What follows is a set of entries; retype all of them exactly.
+++ THE INPUT
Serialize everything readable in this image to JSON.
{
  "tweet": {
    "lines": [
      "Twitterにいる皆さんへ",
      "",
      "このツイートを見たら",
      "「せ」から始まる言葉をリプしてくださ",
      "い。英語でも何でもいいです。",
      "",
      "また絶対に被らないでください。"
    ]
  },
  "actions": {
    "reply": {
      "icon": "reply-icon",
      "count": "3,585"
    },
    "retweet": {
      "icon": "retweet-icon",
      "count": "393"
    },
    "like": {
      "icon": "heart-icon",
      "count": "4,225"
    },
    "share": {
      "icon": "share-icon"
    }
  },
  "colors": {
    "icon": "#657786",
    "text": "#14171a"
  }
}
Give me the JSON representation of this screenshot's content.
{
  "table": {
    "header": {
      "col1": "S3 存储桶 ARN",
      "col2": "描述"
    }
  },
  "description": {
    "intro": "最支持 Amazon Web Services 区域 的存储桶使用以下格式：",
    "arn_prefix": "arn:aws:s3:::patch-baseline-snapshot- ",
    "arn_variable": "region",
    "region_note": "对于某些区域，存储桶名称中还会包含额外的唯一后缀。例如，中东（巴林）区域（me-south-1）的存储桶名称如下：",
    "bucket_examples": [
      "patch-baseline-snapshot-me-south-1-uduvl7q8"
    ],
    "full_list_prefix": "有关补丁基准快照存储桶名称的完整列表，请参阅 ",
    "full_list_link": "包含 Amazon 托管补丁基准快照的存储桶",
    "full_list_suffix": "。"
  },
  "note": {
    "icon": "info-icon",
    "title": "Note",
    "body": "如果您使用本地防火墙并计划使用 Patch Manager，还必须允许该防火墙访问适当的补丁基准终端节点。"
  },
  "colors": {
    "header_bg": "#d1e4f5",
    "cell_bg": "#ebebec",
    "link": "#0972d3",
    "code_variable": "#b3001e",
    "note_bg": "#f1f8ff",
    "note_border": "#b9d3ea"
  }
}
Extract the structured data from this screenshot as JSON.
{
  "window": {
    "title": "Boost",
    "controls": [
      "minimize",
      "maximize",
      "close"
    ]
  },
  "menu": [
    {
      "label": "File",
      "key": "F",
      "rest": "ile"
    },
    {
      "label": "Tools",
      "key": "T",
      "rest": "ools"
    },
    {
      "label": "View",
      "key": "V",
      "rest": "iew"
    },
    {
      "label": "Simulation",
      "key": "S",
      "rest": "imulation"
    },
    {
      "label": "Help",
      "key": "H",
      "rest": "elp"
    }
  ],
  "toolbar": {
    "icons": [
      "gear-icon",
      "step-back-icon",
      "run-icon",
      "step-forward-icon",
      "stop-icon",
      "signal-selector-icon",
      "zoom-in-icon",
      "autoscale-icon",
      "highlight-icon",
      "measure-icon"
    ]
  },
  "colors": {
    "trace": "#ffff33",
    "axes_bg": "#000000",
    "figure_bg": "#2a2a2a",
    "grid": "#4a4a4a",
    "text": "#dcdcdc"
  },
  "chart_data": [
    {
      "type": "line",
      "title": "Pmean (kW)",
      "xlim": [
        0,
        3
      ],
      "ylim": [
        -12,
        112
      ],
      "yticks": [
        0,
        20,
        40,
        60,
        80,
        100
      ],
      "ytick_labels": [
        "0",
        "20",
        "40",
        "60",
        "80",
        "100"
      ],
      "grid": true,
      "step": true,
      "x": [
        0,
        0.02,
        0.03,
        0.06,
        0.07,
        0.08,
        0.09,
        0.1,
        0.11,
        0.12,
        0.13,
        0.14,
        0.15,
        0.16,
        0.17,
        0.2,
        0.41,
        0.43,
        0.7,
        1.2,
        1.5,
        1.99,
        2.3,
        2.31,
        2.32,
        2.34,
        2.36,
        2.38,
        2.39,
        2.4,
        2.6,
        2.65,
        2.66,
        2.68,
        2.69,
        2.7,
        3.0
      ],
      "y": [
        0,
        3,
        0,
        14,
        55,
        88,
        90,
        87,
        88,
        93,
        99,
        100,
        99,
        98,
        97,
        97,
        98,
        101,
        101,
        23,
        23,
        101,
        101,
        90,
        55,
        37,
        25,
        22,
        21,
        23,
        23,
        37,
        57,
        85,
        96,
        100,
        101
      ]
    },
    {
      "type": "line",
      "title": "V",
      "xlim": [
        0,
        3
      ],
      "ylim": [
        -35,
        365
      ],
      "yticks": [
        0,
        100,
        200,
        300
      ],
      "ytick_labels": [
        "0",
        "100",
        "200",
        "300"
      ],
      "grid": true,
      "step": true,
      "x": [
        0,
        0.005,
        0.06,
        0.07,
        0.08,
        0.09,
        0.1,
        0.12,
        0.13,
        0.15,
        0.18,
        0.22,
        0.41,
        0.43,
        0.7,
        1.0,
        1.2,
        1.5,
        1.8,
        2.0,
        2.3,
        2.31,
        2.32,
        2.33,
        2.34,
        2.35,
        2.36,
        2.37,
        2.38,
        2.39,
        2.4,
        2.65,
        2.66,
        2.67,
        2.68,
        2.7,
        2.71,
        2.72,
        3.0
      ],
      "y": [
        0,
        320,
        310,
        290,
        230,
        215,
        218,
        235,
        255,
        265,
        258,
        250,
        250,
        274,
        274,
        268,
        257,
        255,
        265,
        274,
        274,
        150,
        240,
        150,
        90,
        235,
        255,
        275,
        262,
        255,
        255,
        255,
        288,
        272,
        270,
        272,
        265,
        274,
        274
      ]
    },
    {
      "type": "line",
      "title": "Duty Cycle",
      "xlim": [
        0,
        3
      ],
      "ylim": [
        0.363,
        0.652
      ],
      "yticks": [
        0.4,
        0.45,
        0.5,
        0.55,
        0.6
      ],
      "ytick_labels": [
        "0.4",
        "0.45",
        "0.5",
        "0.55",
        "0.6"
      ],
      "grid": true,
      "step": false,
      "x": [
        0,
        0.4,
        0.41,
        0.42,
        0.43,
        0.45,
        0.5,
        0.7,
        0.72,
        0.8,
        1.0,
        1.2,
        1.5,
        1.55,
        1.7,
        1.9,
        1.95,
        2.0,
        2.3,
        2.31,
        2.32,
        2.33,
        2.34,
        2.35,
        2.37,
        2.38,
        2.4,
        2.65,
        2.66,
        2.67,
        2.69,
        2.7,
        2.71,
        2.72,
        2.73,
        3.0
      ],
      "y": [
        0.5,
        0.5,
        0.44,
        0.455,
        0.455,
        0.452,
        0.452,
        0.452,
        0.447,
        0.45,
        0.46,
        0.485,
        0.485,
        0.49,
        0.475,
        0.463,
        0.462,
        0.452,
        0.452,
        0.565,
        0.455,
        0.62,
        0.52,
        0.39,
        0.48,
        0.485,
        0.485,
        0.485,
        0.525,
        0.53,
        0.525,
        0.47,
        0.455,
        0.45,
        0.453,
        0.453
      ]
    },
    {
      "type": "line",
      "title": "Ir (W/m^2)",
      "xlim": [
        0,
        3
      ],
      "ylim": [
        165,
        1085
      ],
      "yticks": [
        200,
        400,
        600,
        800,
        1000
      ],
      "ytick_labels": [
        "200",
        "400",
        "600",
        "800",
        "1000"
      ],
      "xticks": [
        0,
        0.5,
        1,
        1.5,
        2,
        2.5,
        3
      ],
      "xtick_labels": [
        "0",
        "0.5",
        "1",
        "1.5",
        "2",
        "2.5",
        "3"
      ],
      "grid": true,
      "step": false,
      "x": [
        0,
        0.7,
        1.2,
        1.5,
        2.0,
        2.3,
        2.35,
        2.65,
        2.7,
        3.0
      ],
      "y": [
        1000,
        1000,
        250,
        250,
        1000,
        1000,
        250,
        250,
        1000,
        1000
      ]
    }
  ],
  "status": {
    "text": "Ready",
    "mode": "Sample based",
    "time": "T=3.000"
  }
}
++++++
▶ TASK RESPONSE
Serialize everything readable in this image to JSON.
{
  "tweet": {
    "lines": [
      "Twitterにいる皆さんへ",
      "",
      "このツイートを見たら",
      "「せ」から始まる言葉をリプしてくださ",
      "い。英語でも何でもいいです。",
      "",
      "また絶対に被らないでください。"
    ]
  },
  "actions": {
    "reply": {
      "icon": "reply-icon",
      "count": "3,585"
    },
    "retweet": {
      "icon": "retweet-icon",
      "count": "393"
    },
    "like": {
      "icon": "heart-icon",
      "count": "4,225"
    },
    "share": {
      "icon": "share-icon"
    }
  },
  "colors": {
    "icon": "#657786",
    "text": "#14171a"
  }
}
Give me the JSON representation of this screenshot's content.
{
  "table": {
    "header": {
      "col1": "S3 存储桶 ARN",
      "col2": "描述"
    }
  },
  "description": {
    "intro": "最支持 Amazon Web Services 区域 的存储桶使用以下格式：",
    "arn_prefix": "arn:aws:s3:::patch-baseline-snapshot- ",
    "arn_variable": "region",
    "region_note": "对于某些区域，存储桶名称中还会包含额外的唯一后缀。例如，中东（巴林）区域（me-south-1）的存储桶名称如下：",
    "bucket_examples": [
      "patch-baseline-snapshot-me-south-1-uduvl7q8"
    ],
    "full_list_prefix": "有关补丁基准快照存储桶名称的完整列表，请参阅 ",
    "full_list_link": "包含 Amazon 托管补丁基准快照的存储桶",
    "full_list_suffix": "。"
  },
  "note": {
    "icon": "info-icon",
    "title": "Note",
    "body": "如果您使用本地防火墙并计划使用 Patch Manager，还必须允许该防火墙访问适当的补丁基准终端节点。"
  },
  "colors": {
    "header_bg": "#d1e4f5",
    "cell_bg": "#ebebec",
    "link": "#0972d3",
    "code_variable": "#b3001e",
    "note_bg": "#f1f8ff",
    "note_border": "#b9d3ea"
  }
}
Extract the structured data from this screenshot as JSON.
{
  "window": {
    "title": "Boost",
    "controls": [
      "minimize",
      "maximize",
      "close"
    ]
  },
  "menu": [
    {
      "label": "File",
      "key": "F",
      "rest": "ile"
    },
    {
      "label": "Tools",
      "key": "T",
      "rest": "ools"
    },
    {
      "label": "View",
      "key": "V",
      "rest": "iew"
    },
    {
      "label": "Simulation",
      "key": "S",
      "rest": "imulation"
    },
    {
      "label": "Help",
      "key": "H",
      "rest": "elp"
    }
  ],
  "toolbar": {
    "icons": [
      "gear-icon",
      "step-back-icon",
      "run-icon",
      "step-forward-icon",
      "stop-icon",
      "signal-selector-icon",
      "zoom-in-icon",
      "autoscale-icon",
      "highlight-icon",
      "measure-icon"
    ]
  },
  "colors": {
    "trace": "#ffff33",
    "axes_bg": "#000000",
    "figure_bg": "#2a2a2a",
    "grid": "#4a4a4a",
    "text": "#dcdcdc"
  },
  "chart_data": [
    {
      "type": "line",
      "title": "Pmean (kW)",
      "xlim": [
        0,
        3
      ],
      "ylim": [
        -12,
        112
      ],
      "yticks": [
        0,
        20,
        40,
        60,
        80,
        100
      ],
      "ytick_labels": [
        "0",
        "20",
        "40",
        "60",
        "80",
        "100"
      ],
      "grid": true,
      "step": true,
      "x": [
        0,
        0.02,
        0.03,
        0.06,
        0.07,
        0.08,
        0.09,
        0.1,
        0.11,
        0.12,
        0.13,
        0.14,
        0.15,
        0.16,
        0.17,
        0.2,
        0.41,
        0.43,
        0.7,
        1.2,
        1.5,
        1.99,
        2.3,
        2.31,
        2.32,
        2.34,
        2.36,
        2.38,
        2.39,
        2.4,
        2.6,
        2.65,
        2.66,
        2.68,
        2.69,
        2.7,
        3.0
      ],
      "y": [
        0,
        3,
        0,
        14,
        55,
        88,
        90,
        87,
        88,
        93,
        99,
        100,
        99,
        98,
        97,
        97,
        98,
        101,
        101,
        23,
        23,
        101,
        101,
        90,
        55,
        37,
        25,
        22,
        21,
        23,
        23,
        37,
        57,
        85,
        96,
        100,
        101
      ]
    },
    {
      "type": "line",
      "title": "V",
      "xlim": [
        0,
        3
      ],
      "ylim": [
        -35,
        365
      ],
      "yticks": [
        0,
        100,
        200,
        300
      ],
      "ytick_labels": [
        "0",
        "100",
        "200",
        "300"
      ],
      "grid": true,
      "step": true,
      "x": [
        0,
        0.005,
        0.06,
        0.07,
        0.08,
        0.09,
        0.1,
        0.12,
        0.13,
        0.15,
        0.18,
        0.22,
        0.41,
        0.43,
        0.7,
        1.0,
        1.2,
        1.5,
        1.8,
        2.0,
        2.3,
        2.31,
        2.32,
        2.33,
        2.34,
        2.35,
        2.36,
        2.37,
        2.38,
        2.39,
        2.4,
        2.65,
        2.66,
        2.67,
        2.68,
        2.7,
        2.71,
        2.72,
        3.0
      ],
      "y": [
        0,
        320,
        310,
        290,
        230,
        215,
        218,
        235,
        255,
        265,
        258,
        250,
        250,
        274,
        274,
        268,
        257,
        255,
        265,
        274,
        274,
        150,
        240,
        150,
        90,
        235,
        255,
        275,
        262,
        255,
        255,
        255,
        288,
        272,
        270,
        272,
        265,
        274,
        274
      ]
    },
    {
      "type": "line",
      "title": "Duty Cycle",
      "xlim": [
        0,
        3
      ],
      "ylim": [
        0.363,
        0.652
      ],
      "yticks": [
        0.4,
        0.45,
        0.5,
        0.55,
        0.6
      ],
      "ytick_labels": [
        "0.4",
        "0.45",
        "0.5",
        "0.55",
        "0.6"
      ],
      "grid": true,
      "step": false,
      "x": [
        0,
        0.4,
        0.41,
        0.42,
        0.43,
        0.45,
        0.5,
        0.7,
        0.72,
        0.8,
        1.0,
        1.2,
        1.5,
        1.55,
        1.7,
        1.9,
        1.95,
        2.0,
        2.3,
        2.31,
        2.32,
        2.33,
        2.34,
        2.35,
        2.37,
        2.38,
        2.4,
        2.65,
        2.66,
        2.67,
        2.69,
        2.7,
        2.71,
        2.72,
        2.73,
        3.0
      ],
      "y": [
        0.5,
        0.5,
        0.44,
        0.455,
        0.455,
        0.452,
        0.452,
        0.452,
        0.447,
        0.45,
        0.46,
        0.485,
        0.485,
        0.49,
        0.475,
        0.463,
        0.462,
        0.452,
        0.452,
        0.565,
        0.455,
        0.62,
        0.52,
        0.39,
        0.48,
        0.485,
        0.485,
        0.485,
        0.525,
        0.53,
        0.525,
        0.47,
        0.455,
        0.45,
        0.453,
        0.453
      ]
    },
    {
      "type": "line",
      "title": "Ir (W/m^2)",
      "xlim": [
        0,
        3
      ],
      "ylim": [
        165,
        1085
      ],
      "yticks": [
        200,
        400,
        600,
        800,
        1000
      ],
      "ytick_labels": [
        "200",
        "400",
        "600",
        "800",
        "1000"
      ],
      "xticks": [
        0,
        0.5,
        1,
        1.5,
        2,
        2.5,
        3
      ],
      "xtick_labels": [
        "0",
        "0.5",
        "1",
        "1.5",
        "2",
        "2.5",
        "3"
      ],
      "grid": true,
      "step": false,
      "x": [
        0,
        0.7,
        1.2,
        1.5,
        2.0,
        2.3,
        2.35,
        2.65,
        2.7,
        3.0
      ],
      "y": [
        1000,
        1000,
        250,
        250,
        1000,
        1000,
        250,
        250,
        1000,
        1000
      ]
    }
  ],
  "status": {
    "text": "Ready",
    "mode": "Sample based",
    "time": "T=3.000"
  }
}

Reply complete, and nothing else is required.